Imagine you're a project manager tasked with organizing a large corporate event. To ensure the event's success, you need a comprehensive guide that outlines every aspect of the project, from the number of attendees to the venue's capacity and the event's overall objectives. This guide is your project management plan.

The project management plan is a comprehensive document that guides the execution, monitoring, and control of a project. It consists of various components, including the scope management plan (which might detail the event's size and scale), the requirements management plan (outlining necessary resources like catering or audio-visual equipment), and the stakeholder engagement plan (detailing how to communicate with stakeholders such as corporate executives, event sponsors, and attendees).

The scope management plan is a crucial component of the project management plan. It provides information on how the project scope will be defined, developed, and managed throughout the project. This plan ensures that the project includes all the necessary work and only that work to complete the project successfully.

The requirements management plan is another key component. It outlines the process for collecting, analyzing, and documenting project requirements. This plan ensures that all project requirements are clearly defined, agreed upon, and incorporated into the project scope.

The stakeholder engagement plan is used to understand stakeholder communication requirements and the level of stakeholder engagement. It outlines strategies for effectively engaging stakeholders in project decisions and activities. This plan is particularly useful in assessing and adapting to the level of stakeholder participation in requirements activities. By understanding and managing stakeholder expectations, project managers can ensure that project requirements are aligned with stakeholder needs and expectations.

Reflecting on our corporate event example, it's clear that the project management plan, with its various components, provides a roadmap for project execution and control.

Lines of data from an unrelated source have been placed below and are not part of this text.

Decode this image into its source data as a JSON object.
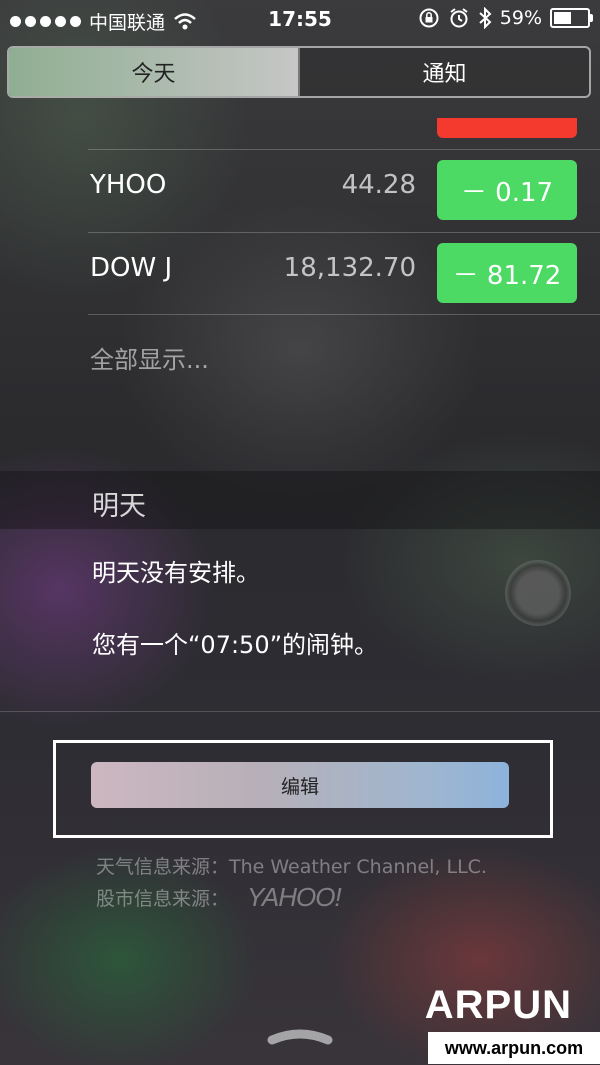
{
  "status_bar": {
    "carrier": "中国联通",
    "time": "17:55",
    "battery_percent": "59%",
    "battery_level": 0.59
  },
  "tabs": [
    {
      "label": "今天",
      "active": true
    },
    {
      "label": "通知",
      "active": false
    }
  ],
  "stocks": [
    {
      "symbol": "YHOO",
      "price": "44.28",
      "change": "－ 0.17",
      "change_color": "#4cd964"
    },
    {
      "symbol": "DOW J",
      "price": "18,132.70",
      "change": "－ 81.72",
      "change_color": "#4cd964"
    }
  ],
  "show_all_label": "全部显示...",
  "tomorrow": {
    "header": "明天",
    "lines": [
      "明天没有安排。",
      "您有一个“07:50”的闹钟。"
    ]
  },
  "edit_label": "编辑",
  "credits": {
    "weather": "天气信息来源：The Weather Channel, LLC.",
    "stocks_prefix": "股市信息来源：",
    "stocks_logo_text": "YAHOO!"
  },
  "watermark": {
    "brand": "ARPUN",
    "url": "www.arpun.com"
  },
  "icons": [
    "signal-dots-icon",
    "wifi-icon",
    "rotation-lock-icon",
    "alarm-icon",
    "bluetooth-icon",
    "battery-icon",
    "grabber-chevron-icon"
  ]
}
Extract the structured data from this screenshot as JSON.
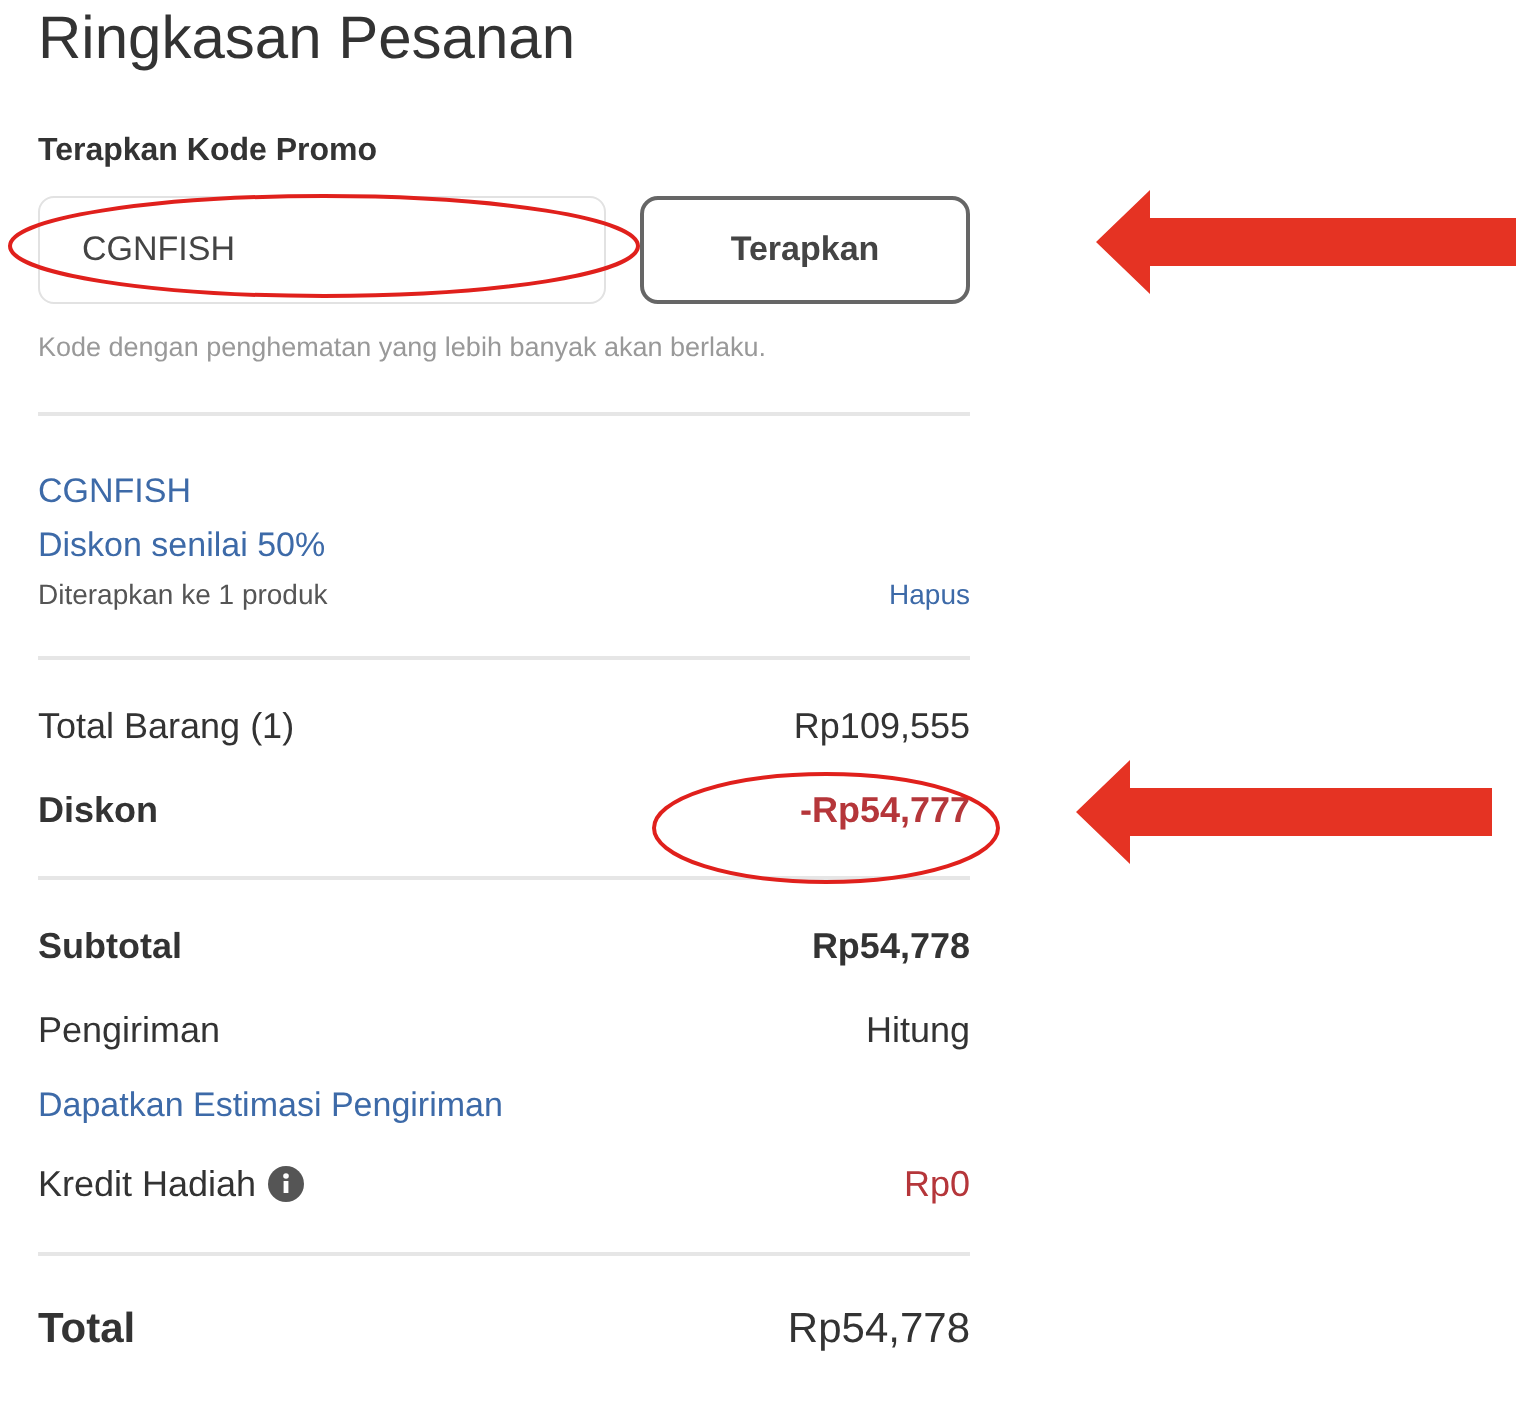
{
  "title": "Ringkasan Pesanan",
  "promo": {
    "label": "Terapkan Kode Promo",
    "value": "CGNFISH",
    "button": "Terapkan",
    "hint": "Kode dengan penghematan yang lebih banyak akan berlaku."
  },
  "applied_promo": {
    "code": "CGNFISH",
    "description": "Diskon senilai 50%",
    "note": "Diterapkan ke 1 produk",
    "remove_link": "Hapus"
  },
  "sections": [
    {
      "rows": [
        {
          "kind": "row",
          "label": "Total Barang (1)",
          "value": "Rp109,555",
          "bold": false,
          "red": false
        },
        {
          "kind": "row",
          "label": "Diskon",
          "value": "-Rp54,777",
          "bold": true,
          "red": true
        }
      ]
    },
    {
      "rows": [
        {
          "kind": "row",
          "label": "Subtotal",
          "value": "Rp54,778",
          "bold": true,
          "red": false
        },
        {
          "kind": "row",
          "label": "Pengiriman",
          "value": "Hitung",
          "bold": false,
          "red": false
        },
        {
          "kind": "link",
          "label": "Dapatkan Estimasi Pengiriman"
        },
        {
          "kind": "info",
          "label": "Kredit Hadiah",
          "value": "Rp0",
          "bold": false,
          "red": true
        }
      ]
    },
    {
      "rows": [
        {
          "kind": "total",
          "label": "Total",
          "value": "Rp54,778",
          "bold": false,
          "red": false
        }
      ]
    }
  ]
}
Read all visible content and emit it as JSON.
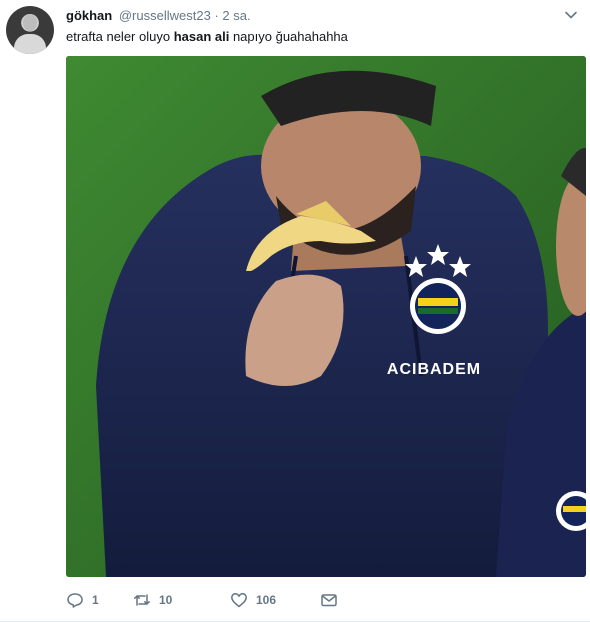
{
  "tweet": {
    "display_name": "gökhan",
    "handle": "@russellwest23",
    "separator": "·",
    "time": "2 sa.",
    "text_before": "etrafta neler oluyo ",
    "text_bold": "hasan ali",
    "text_after": " napıyo ğuahahahha",
    "image": {
      "sponsor_text": "ACIBADEM"
    },
    "actions": {
      "reply_count": "1",
      "retweet_count": "10",
      "like_count": "106"
    }
  },
  "icons": [
    "avatar",
    "chevron-down-icon",
    "reply-icon",
    "retweet-icon",
    "heart-icon",
    "message-icon"
  ],
  "colors": {
    "text": "#14171a",
    "secondary": "#657786",
    "jersey": "#1f2a55",
    "pitch": "#2f6e28"
  }
}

It ensures that all aspects of the project, from the scope (like event size) and requirements (like catering needs) to stakeholder engagement (like communication with sponsors), are effectively managed.

In summary, a well-crafted project management plan serves as a crucial tool in orchestrating a successful project, be it a corporate event or any other endeavor.

What is the primary purpose of the scope management plan within the project management plan?
  1. To comprehend stakeholder communication requirements and the degree of stakeholder engagement
  2. To define and develop the project scope
  3. To collect, analyze, and document project requirements
  4. To assess and adapt to the level of stakeholder participation in requirements activities
B) To define and develop the project scope